The N.C. Sustainable Energy Association recently headed up the creation for the first ever code of professional conduct for solar installers who contract with residential and commercial clients for full-service solar projects.
As reported in the Charlotte Business Journal Duke Energy is running rebate program from 2018-2022 that’s offering savings on projects for eligible customers. Renu Energy Solutions joins with several other members of the organization of sustainable energy businesses to establish baseline professional codes for the industry.
Mike Davis, Director of membership for the Raleigh-based NCSEA, says: “A code of professional conduct is a good thing for any industry. But we have seen an influx of new players in the market (after Duke offered the rebates) and that gave us a sense of urgency.”
Who’s chasing the incentives?
When Duke Energy rolled out solar rebates this past spring — mandated by last year’s Competitive Energy Solutions for NC Act — North Carolina notably jumped back up into the top-tier market for residential and commercial solar.
But evidently, a lot of installers who were not in North Carolina previously are getting on the scene now because of local incentives provided through the utility. Installers native to the area are looking to be vigilant and make sure that newcomers can be held accountable for practices that consumers don’t like and shouldn’t have to deal with, which according to the Charlotte Business Journal’s reporting include “high-pressure sales, over-promising on incentives that don’t come through, overselling potential savings and, in some cases, doing shoddy workmanship.”
Ensuring integrity and quality, together
From this point on, NCSEA will not accept new members or retain existing members who do not adhere to the professional conduct described in the code. “We want to be able to assure the public that our members are upholding the highest standards in the industry,” he says. Renu Energy Solutions and other signatories pledge to refrain from deceptive or misleading advertising, never refer to renewable energy as “free” when it isn’t, or to inflate the impact of future rate increases by utilities to solar seem more attractive.
At Renu Energy Solutions in Charlotte, which has grown in recent years to employ 30 people at our Charlotte and Jamestown offices, we’ve by and large heard few reports of solar companies preying on customers’ lack of knowledge. The solar ecosystem here is filled with high-quality firms. But in light of the 60 cents per watt rebate for residential solar, perhaps this code of conduct is overdue or at least well-timed. These incentives can lure all kinds of solar players and we hope to consumers can feel confident choosing someone who’s a part of this code of conduct. We know that any time one person or company has a bad experience with a solar installer, it’s a detriment to all of us.
The right standards for solar in NC

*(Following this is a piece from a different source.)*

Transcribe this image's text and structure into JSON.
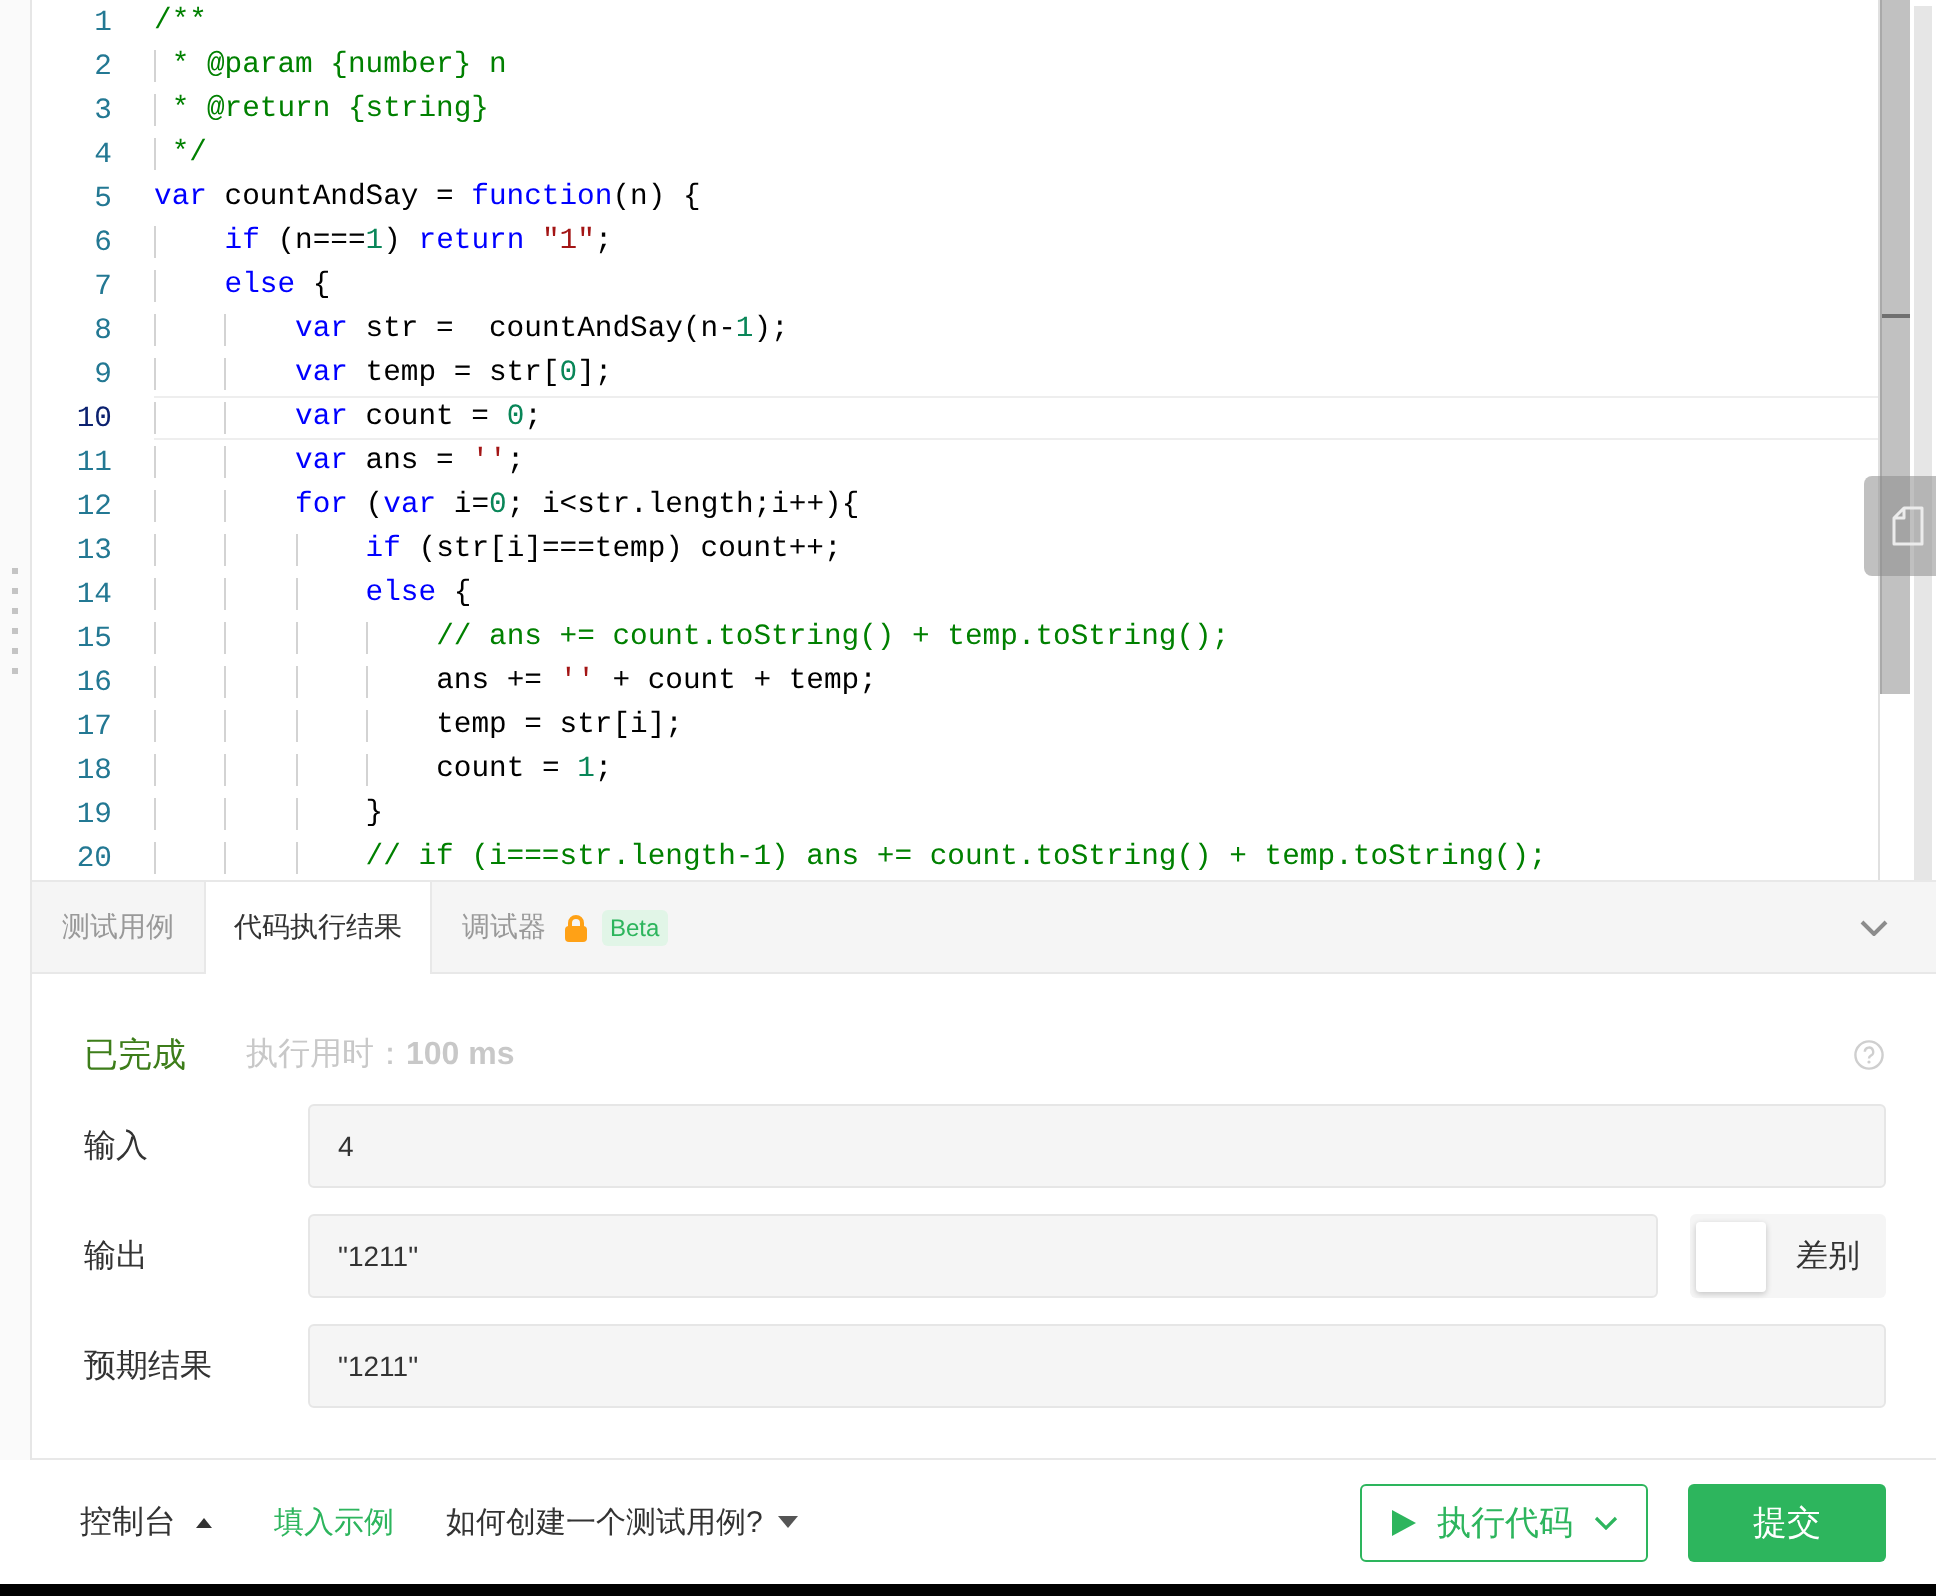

Where did these standards come from? NCSEA and its members reviewed codes of conduct from other states, including in particular South Carolina and California, to develop some initial proposals. Through meetings and conversations with its 27 solar installation and financing members, the group made refinements until the companies finally adopted it. Look at it for yourself and learn what it means to abide by the NC solar installers’ code.